__BRIEF__. Which lines below contain "text"? Pull them out.

__MATERIALS PROVIDED__.
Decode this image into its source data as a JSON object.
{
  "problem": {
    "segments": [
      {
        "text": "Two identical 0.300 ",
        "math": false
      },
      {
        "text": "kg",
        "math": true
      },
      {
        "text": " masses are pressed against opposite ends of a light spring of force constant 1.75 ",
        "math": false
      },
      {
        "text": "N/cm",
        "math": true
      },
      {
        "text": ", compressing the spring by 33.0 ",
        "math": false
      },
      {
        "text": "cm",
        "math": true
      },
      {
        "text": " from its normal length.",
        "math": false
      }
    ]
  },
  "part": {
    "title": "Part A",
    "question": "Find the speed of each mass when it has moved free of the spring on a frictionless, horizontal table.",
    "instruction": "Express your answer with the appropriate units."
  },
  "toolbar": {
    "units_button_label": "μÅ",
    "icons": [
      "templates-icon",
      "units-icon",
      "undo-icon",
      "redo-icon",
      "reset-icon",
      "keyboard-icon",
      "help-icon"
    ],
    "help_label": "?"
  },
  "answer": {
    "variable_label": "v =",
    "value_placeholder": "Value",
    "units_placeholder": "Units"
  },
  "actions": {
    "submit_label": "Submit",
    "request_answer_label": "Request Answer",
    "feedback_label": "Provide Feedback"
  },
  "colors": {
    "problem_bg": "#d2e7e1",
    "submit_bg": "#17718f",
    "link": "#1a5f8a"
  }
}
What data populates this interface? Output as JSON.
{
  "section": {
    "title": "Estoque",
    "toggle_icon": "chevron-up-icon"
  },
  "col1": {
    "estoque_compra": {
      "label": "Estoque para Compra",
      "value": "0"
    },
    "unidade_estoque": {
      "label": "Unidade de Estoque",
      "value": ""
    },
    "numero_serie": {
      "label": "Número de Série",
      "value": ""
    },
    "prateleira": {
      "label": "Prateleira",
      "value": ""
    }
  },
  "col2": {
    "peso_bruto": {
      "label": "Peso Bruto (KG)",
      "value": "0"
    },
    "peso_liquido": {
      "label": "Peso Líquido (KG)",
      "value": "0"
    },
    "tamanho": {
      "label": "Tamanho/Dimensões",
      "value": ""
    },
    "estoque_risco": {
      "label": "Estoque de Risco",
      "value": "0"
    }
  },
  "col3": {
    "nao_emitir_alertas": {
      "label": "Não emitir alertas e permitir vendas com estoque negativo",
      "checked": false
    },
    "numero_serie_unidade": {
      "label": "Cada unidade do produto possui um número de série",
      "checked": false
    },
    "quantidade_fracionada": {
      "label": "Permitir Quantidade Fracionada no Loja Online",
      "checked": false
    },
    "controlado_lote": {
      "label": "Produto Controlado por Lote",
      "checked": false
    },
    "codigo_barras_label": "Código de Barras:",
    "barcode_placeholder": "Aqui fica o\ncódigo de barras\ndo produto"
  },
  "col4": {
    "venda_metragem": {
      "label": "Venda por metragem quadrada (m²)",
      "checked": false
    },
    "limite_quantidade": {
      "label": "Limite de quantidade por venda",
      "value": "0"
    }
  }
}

__ANSWER TO THE PROBLEM__.
        "text": "Two identical 0.300 ",
        "text": "kg",
        "text": " masses are pressed against opposite ends of a light spring of force constant 1.75 ",
        "text": "N/cm",
        "text": ", compressing the spring by 33.0 ",
        "text": "cm",
        "text": " from its normal length.",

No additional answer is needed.